CFD Online Discussion Forums (https://www.cfd-online.com/Forums/)
-   Main CFD Forum (https://www.cfd-online.com/Forums/main/)
-   -   Modify NS eqns for moving body (https://www.cfd-online.com/Forums/main/10936-modify-ns-eqns-moving-body.html)

 Northstar March 6, 2006 21:23

Modify NS eqns for moving body

May I know if I need to add linear acceleration terms like mass X acceleration into the momentum eqn if I am going to model a moving body. the grid will stay with the body and move together with it up and down sinusoidally ?

If so, what is the term exactly that must be added?

thank you.

 ganesh March 7, 2006 04:24

Re: Modify NS eqns for moving body

Dear Northstar,

The velocities need to be replaced by (Velocity minus Grid Velocity), leading to the so called ALE formulation. You could refer to papers on moving grids for more information on the same. It is trivial to see that the formulation reduces to the standard one when grid velocity vanishes ie. static case.

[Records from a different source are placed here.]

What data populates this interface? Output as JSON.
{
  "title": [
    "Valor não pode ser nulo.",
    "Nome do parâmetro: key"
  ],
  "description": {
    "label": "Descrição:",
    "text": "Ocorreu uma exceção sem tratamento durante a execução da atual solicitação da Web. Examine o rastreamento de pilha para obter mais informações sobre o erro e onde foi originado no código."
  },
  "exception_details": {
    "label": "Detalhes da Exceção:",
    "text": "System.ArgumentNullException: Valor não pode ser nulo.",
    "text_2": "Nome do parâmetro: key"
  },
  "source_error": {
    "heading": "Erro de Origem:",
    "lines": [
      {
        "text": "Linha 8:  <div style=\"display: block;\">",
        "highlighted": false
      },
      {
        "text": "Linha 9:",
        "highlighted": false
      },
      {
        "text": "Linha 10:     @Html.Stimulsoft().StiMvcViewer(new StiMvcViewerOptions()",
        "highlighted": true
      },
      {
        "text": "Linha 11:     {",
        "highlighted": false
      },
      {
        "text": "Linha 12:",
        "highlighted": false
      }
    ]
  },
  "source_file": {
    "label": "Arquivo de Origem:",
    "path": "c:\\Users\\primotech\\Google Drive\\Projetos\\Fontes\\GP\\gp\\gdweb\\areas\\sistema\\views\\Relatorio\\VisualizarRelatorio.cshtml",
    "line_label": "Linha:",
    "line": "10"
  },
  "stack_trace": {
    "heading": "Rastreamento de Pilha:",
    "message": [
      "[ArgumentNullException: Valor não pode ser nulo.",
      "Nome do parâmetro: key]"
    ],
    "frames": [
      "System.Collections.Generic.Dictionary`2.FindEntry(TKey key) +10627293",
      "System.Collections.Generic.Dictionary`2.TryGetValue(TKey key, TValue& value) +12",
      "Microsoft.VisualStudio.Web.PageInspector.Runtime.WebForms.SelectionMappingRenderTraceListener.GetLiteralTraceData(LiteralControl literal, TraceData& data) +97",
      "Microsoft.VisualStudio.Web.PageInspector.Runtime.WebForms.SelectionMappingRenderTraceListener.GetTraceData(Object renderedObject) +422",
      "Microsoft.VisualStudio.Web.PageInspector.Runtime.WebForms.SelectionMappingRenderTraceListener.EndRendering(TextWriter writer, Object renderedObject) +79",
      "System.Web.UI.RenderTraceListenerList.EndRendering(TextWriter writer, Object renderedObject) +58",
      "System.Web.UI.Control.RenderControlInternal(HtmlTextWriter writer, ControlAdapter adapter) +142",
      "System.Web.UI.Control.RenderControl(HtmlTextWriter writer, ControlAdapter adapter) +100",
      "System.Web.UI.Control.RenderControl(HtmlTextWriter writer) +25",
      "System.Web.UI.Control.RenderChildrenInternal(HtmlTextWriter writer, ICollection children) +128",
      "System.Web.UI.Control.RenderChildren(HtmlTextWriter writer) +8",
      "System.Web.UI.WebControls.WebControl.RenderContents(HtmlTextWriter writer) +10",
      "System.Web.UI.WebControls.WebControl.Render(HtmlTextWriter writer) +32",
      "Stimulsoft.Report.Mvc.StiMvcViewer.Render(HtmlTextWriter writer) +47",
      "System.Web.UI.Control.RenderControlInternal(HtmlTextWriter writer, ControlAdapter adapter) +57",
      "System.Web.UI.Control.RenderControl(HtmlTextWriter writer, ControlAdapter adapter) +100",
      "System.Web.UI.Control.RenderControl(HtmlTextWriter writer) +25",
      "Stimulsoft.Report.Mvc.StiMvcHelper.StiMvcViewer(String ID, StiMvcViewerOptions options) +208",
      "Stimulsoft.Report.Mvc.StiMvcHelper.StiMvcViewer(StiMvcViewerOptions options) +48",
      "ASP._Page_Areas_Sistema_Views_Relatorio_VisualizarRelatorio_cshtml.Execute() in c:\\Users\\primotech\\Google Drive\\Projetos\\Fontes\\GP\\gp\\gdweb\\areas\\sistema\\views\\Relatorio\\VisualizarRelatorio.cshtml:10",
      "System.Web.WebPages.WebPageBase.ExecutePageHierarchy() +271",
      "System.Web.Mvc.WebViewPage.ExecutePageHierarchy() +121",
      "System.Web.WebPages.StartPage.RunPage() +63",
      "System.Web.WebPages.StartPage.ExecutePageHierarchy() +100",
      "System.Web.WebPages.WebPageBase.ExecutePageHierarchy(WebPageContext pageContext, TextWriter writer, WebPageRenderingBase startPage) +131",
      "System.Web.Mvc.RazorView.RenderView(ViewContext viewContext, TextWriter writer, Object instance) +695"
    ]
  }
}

Hope this helps

Regards

Ganesh

 Northstar March 8, 2006 12:03

Re: Modify NS eqns for moving body

thank you Ganesh!

however, since it is moving up/down sinusoidally , there will be acceleration (by differentiating twice) up/down as well. hence is there a need to add some sort of "grid acceleration" into the momentum eqn as well?

thanks again.

 ganesh March 9, 2006 01:53

Re: Modify NS eqns for moving body

Dear Northstar,

It is improtant to note that the ALE formulation takes the relative velocity into picture. Thus the fluxes would read as rho*(u-grid_vel) rather than rho*u only. If you derive the equations, or just replace the velocity componenents, by the relative velocity you would see the effect. The fact that the grid is in motion is actually absorbed into the ALE formulation. It is also nice if you start the derivation from the basics, just use a CV approach, with the boundary in motion, and you will see the relative velocity in picture.

Please do not confuse the ALE formulation as such with non-inertial frame of reference, where the reference frame itself is in motion, and hence other issues such as Coriolis forces will come into play. The present formulation is essentially inertial, the refernce frame is moving with the body and the relative velocity accounts for it.

Hope this helps.

Regards,

Ganesh

 All times are GMT -4. The time now is 20:17.